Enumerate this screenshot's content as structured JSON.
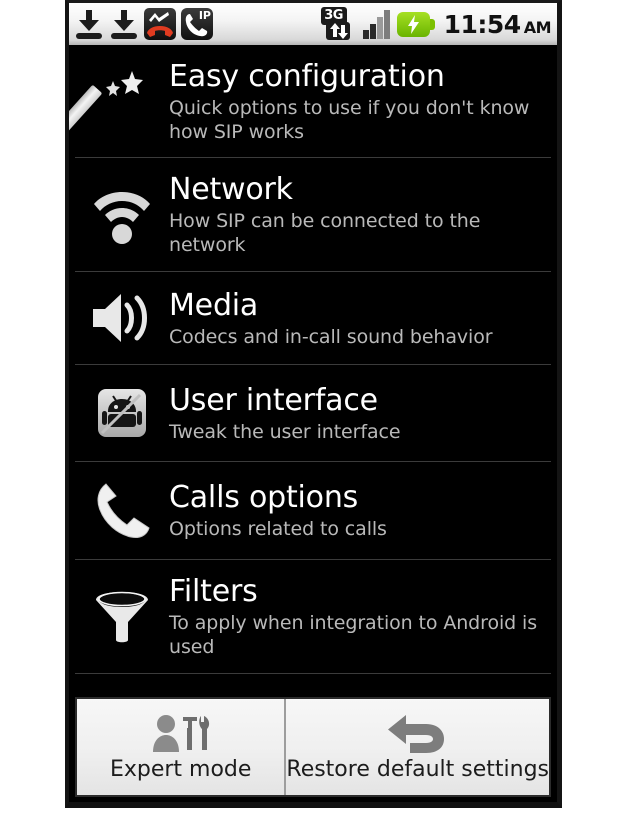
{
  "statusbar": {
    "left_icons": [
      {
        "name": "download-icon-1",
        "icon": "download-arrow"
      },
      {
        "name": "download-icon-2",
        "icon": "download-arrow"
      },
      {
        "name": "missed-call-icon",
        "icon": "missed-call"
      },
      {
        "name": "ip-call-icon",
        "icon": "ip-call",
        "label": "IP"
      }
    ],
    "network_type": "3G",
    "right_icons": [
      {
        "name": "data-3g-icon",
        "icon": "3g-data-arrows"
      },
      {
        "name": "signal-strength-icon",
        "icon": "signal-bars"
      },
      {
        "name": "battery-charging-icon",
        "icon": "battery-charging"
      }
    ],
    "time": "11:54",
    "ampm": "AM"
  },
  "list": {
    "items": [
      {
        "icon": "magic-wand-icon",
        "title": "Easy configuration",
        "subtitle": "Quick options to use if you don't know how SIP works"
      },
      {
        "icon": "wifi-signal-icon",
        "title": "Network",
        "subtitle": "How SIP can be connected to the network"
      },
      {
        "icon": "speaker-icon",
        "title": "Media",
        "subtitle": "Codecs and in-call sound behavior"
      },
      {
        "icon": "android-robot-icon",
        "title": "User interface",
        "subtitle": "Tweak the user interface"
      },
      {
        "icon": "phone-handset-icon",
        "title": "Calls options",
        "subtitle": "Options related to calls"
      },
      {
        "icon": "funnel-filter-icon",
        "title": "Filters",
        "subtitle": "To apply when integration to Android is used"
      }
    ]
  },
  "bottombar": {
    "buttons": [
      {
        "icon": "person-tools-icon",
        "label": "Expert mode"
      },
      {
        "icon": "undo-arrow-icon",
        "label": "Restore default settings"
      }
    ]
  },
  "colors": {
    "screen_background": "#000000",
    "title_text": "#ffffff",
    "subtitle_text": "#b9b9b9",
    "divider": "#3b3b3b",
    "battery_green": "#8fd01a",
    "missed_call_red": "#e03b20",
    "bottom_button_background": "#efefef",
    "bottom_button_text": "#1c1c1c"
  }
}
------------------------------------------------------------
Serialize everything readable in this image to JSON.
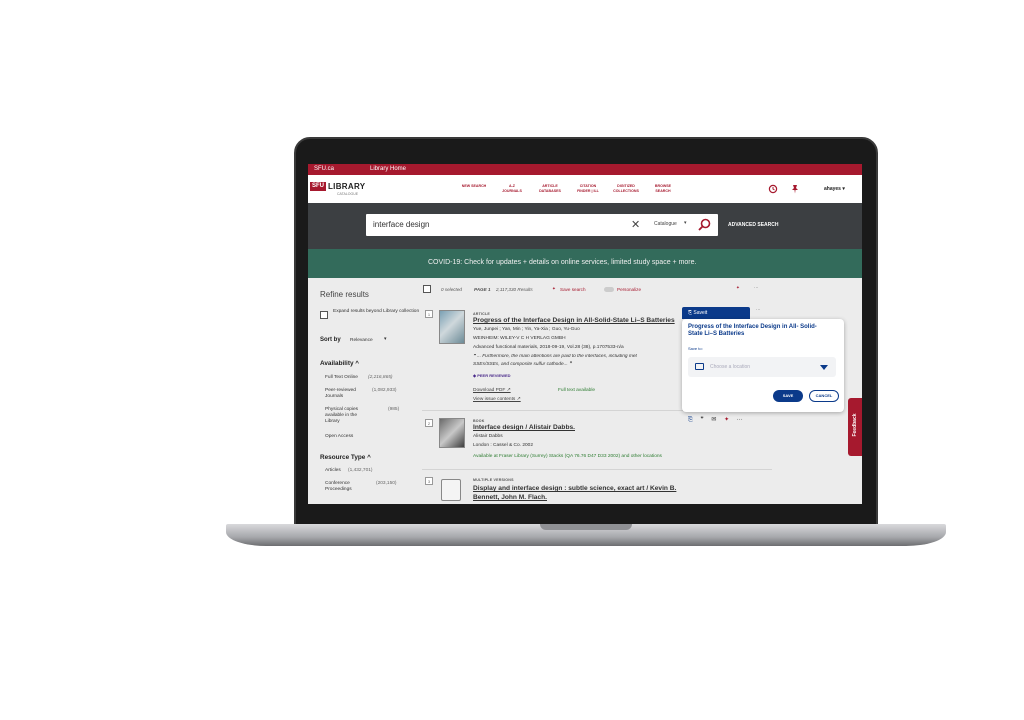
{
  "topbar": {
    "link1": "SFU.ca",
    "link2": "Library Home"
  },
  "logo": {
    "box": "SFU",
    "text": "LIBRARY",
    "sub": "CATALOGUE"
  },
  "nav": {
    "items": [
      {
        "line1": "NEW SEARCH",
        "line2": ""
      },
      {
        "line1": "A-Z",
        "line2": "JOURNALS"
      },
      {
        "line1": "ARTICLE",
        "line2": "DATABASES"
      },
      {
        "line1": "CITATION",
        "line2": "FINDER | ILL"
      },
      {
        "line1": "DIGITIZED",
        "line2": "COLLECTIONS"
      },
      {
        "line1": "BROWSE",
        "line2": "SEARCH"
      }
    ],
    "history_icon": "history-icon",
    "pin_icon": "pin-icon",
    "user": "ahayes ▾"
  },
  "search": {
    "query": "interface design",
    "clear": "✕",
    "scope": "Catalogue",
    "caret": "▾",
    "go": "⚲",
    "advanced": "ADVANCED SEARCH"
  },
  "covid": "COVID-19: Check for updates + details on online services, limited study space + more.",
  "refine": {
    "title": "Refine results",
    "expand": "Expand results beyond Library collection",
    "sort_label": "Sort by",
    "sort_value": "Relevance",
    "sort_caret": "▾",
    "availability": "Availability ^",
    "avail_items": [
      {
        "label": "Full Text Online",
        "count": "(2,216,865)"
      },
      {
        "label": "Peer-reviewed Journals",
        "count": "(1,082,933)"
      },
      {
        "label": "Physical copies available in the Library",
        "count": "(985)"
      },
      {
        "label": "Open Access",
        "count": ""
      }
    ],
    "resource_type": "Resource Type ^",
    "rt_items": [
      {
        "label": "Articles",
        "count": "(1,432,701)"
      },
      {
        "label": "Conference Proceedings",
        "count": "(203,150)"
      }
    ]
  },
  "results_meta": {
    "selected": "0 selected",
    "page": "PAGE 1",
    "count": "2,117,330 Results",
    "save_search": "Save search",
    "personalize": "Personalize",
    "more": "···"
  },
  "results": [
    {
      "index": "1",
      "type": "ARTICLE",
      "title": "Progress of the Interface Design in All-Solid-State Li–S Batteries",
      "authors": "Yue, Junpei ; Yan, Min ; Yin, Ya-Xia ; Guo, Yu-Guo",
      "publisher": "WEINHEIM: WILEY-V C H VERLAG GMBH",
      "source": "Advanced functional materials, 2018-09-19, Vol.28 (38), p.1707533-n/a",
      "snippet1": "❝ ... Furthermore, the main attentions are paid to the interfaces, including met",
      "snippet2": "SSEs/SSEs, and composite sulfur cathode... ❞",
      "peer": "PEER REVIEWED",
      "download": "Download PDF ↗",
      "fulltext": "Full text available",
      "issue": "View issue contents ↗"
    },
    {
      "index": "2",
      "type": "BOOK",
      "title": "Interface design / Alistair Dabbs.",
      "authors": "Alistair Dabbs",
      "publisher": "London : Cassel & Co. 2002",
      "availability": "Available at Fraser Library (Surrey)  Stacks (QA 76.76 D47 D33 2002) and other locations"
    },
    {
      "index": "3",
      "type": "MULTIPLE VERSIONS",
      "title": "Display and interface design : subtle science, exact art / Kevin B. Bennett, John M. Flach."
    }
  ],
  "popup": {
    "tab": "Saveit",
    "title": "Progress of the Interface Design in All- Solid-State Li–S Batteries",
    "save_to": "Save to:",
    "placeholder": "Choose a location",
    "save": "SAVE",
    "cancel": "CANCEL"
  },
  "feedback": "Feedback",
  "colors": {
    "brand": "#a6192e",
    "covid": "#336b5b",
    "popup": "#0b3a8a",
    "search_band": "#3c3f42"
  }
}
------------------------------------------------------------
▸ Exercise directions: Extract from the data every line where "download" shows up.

▸ Completed task:
        "name": "download-icon-1",
        "icon": "download-arrow"
        "name": "download-icon-2",
        "icon": "download-arrow"
      "download": "Download PDF ↗",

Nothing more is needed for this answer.